|Beirut's airport resumed activity Thursday after commercial airlines including Lebanon's national carrier, Middle East Airlines (MEA), had stopped flights in and out of the capital in response to the opposition's blockage of access roads leading to the country's only international airport.
Efforts to clear roads leading to the airport using bulldozers began at approximately 6:35 p.m. as the Arab League ministerial committee for Lebanon announced a six-point settlement among feuding parties.
The 7:00 p.m. arrival of an MEA aircraft from Larnaca, Cyprus, was the first commercial flight to arrive in Beirut since the onset of clashes between opposition and government supporters last week. MEA released a statement Thursday saying service from Dubai, Abu Dhabi, Jeddah, Amman, Cairo, and Larnaca will be resumed.
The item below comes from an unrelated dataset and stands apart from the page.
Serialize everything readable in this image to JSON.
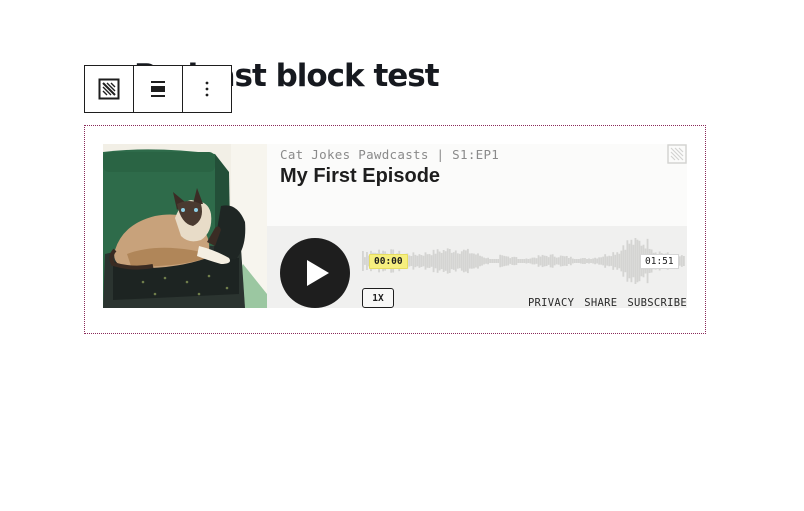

In an interview with the Lebanese Broadcasting Corporation, MEA chairman Mohammad Hout said the week-long shutdown caused more than financial damage, adding that "there was a material and motivational setback that we, with the help of all Lebanese, hope to recover from soon."
"In any case," Hout added, "since roads are being cleared, it appears that citizens traveling to and from the airport will not be inconvenienced."
Hout told The Daily Star in a telephone interview that "resumption of normal activity should begin at [Rafik Hariri International Airport] at midnight [Thursday]."
The reopening of the main highway leading to the airport comes as part of a broader opposition pledge, in adherence with the outlined agreement, to move toward the status quo that existed on the ground before the eruption of violence last Wednesday.
Hizbullah's deputy secretary general, Sheikh Naim Qassem, had announced earlier in the day that "the Cabinet's reversal of the two decisions is a natural step to return things to the way they were before [the fighting]."
In addition to Lebanon's gateway to the skies, the Port of Beirut, which had also been shut down as a result of the fighting this past week, will resume normal functioning as of Friday morning.
Although most land routes in and around the capital were opened by the opposition in the wake of the much-publicized Arab League settlement, several key roads leading to the center of Beirut remained blocked as of late Thursday evening.
In the Bekaa Valley, a Daily Star correspondent reported Thursday that the removal of pro-government roadblocks set up at the Masnaa border crossing, the main passage between Lebanon and Syria, got under way soon after the opposition's move to open airport access roads had been confirmed.
With several Leabnese leaders heading to Qatar on Friday in an attempt to hammer out a resolution to the prolonged political stalemate, vital trade and transportation routes throughout the country apparently are expected to be reopened.
The Daily Star